- [PROBLEM DETAILS] All of the data goes into your copy exactly as written. Images do not.

--- START ---

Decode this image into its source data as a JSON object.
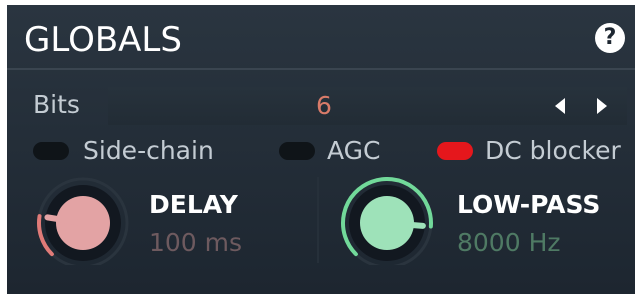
{
  "header": {
    "title": "GLOBALS",
    "help_icon": "?"
  },
  "bits": {
    "label": "Bits",
    "value": "6"
  },
  "toggles": [
    {
      "label": "Side-chain",
      "on": false
    },
    {
      "label": "AGC",
      "on": false
    },
    {
      "label": "DC blocker",
      "on": true
    }
  ],
  "knobs": [
    {
      "title": "DELAY",
      "value": "100 ms",
      "accent": "#e07b78",
      "level": 0.2,
      "value_color": "#6e5a5f"
    },
    {
      "title": "LOW-PASS",
      "value": "8000 Hz",
      "accent": "#72d99a",
      "level": 0.85,
      "value_color": "#4f7a64"
    }
  ]
}
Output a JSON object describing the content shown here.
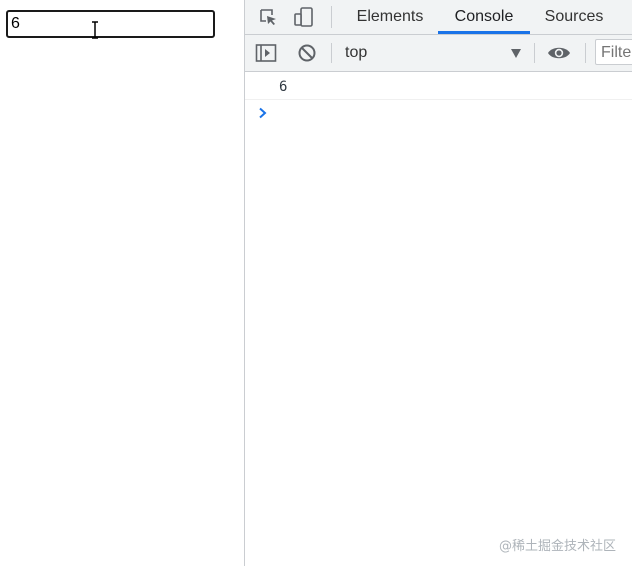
{
  "page": {
    "input_value": "6"
  },
  "devtools": {
    "tabs": [
      {
        "label": "Elements",
        "active": false
      },
      {
        "label": "Console",
        "active": true
      },
      {
        "label": "Sources",
        "active": false
      }
    ],
    "toolbar": {
      "context": "top",
      "filter_placeholder": "Filter"
    },
    "console": {
      "logs": [
        "6"
      ]
    },
    "accent_color": "#1a73e8",
    "icons": {
      "inspect": "inspect-element-icon",
      "device": "device-toolbar-icon",
      "sidebar": "console-sidebar-icon",
      "clear": "clear-console-icon",
      "eye": "live-expression-icon",
      "prompt": "console-prompt-icon"
    }
  },
  "watermark": "@稀土掘金技术社区"
}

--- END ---

- [WRITTEN REPLY]
Decode this image into its source data as a JSON object.
{
  "header": {
    "title": "GLOBALS",
    "help_icon": "?"
  },
  "bits": {
    "label": "Bits",
    "value": "6"
  },
  "toggles": [
    {
      "label": "Side-chain",
      "on": false
    },
    {
      "label": "AGC",
      "on": false
    },
    {
      "label": "DC blocker",
      "on": true
    }
  ],
  "knobs": [
    {
      "title": "DELAY",
      "value": "100 ms",
      "accent": "#e07b78",
      "level": 0.2,
      "value_color": "#6e5a5f"
    },
    {
      "title": "LOW-PASS",
      "value": "8000 Hz",
      "accent": "#72d99a",
      "level": 0.85,
      "value_color": "#4f7a64"
    }
  ]
}
Output a JSON object describing the content shown here.
{
  "page": {
    "input_value": "6"
  },
  "devtools": {
    "tabs": [
      {
        "label": "Elements",
        "active": false
      },
      {
        "label": "Console",
        "active": true
      },
      {
        "label": "Sources",
        "active": false
      }
    ],
    "toolbar": {
      "context": "top",
      "filter_placeholder": "Filter"
    },
    "console": {
      "logs": [
        "6"
      ]
    },
    "accent_color": "#1a73e8",
    "icons": {
      "inspect": "inspect-element-icon",
      "device": "device-toolbar-icon",
      "sidebar": "console-sidebar-icon",
      "clear": "clear-console-icon",
      "eye": "live-expression-icon",
      "prompt": "console-prompt-icon"
    }
  },
  "watermark": "@稀土掘金技术社区"
}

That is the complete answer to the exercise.